The Smashing Pumpkins' seventh "official" studio full-length, Oceania, is an "album within an album," as it has been placed in the middle of the band's ongoing 44-song long Teargarden by Kaleidyscope concept album project that started in 2009.
After a tepid response to the one-song-at-a-time approach of this ambitious album project and the death of good friend and collaborator Mark Tulin (of the legendary psychedelic group Electric Prunes) in early 2011, head Pumpkin Billy Corgan got inspired to commit himself and his bandmates to making a proper album once again. After a year's worth of writing and recording in Arizona and his home state of Illinois (between 2010 and 2011), it was just a matter of time before the highly anticipated album was finally released after having been initially slated for an early September 2011 date. That day finally arrived on June 19.

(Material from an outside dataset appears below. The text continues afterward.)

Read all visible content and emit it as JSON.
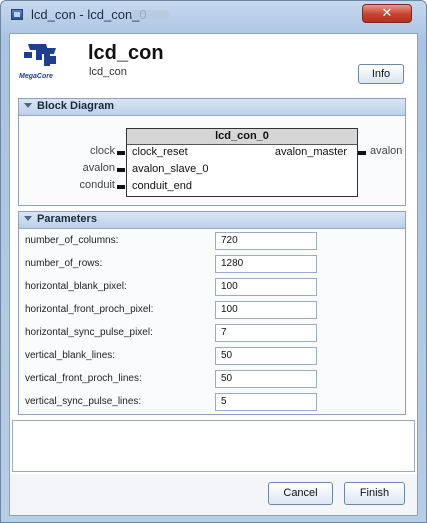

Corgan, ace guitarist Jeff Schroeder, and drummer Mike Byrne waste no time getting aggressive on the first two (Drop-D-tuned) rock jams, "Quasar" and "Panopticon." The numerous solo flourishes and slight delay effect-aided electric guitars make the former track stand out, along with some spiritual lyrics like "Yod He Va Hey Om," which could've been influenced by Corgan's time spent with psychedelic rock pals Ya Ho Wah 13 about four years ago. The latter track features more radio-friendly choruses, and highly musical bass lines, courtesy of Nicole Fiorentino (ex-Veruca Salt, Light FM).
The cool, summery vintage synths of "Violet Rays" recall Yes, but with its theme of loneliness and distorted ballad-like guitar strums, it all makes for a rather new sound for the band. Similarly, the synths and strings of "One Diamond, One Heart" show this to be the happier cousin of "Violet Rays." But when first listening to "One's" opening beats, one might recall the Adore era, and the start of that album's soft rocking storytelling gem, "The Tale of Dusty and Pistol Pete" in particular.
Aside from the pleasantly heavy "The Chimera," which has traces of "Frail & Bedazzled" from 1994's Pisces Iscariot (one of the greatest compilation albums of all time), and the aforementioned first two cuts, other tracks that can be construed as rockers include "My Love Is Winter" and "Glissandra." "My Love" is a real treat and is a much improved version than the live version from a few years back; it's longer and really allows Schroeder to shine and wail away.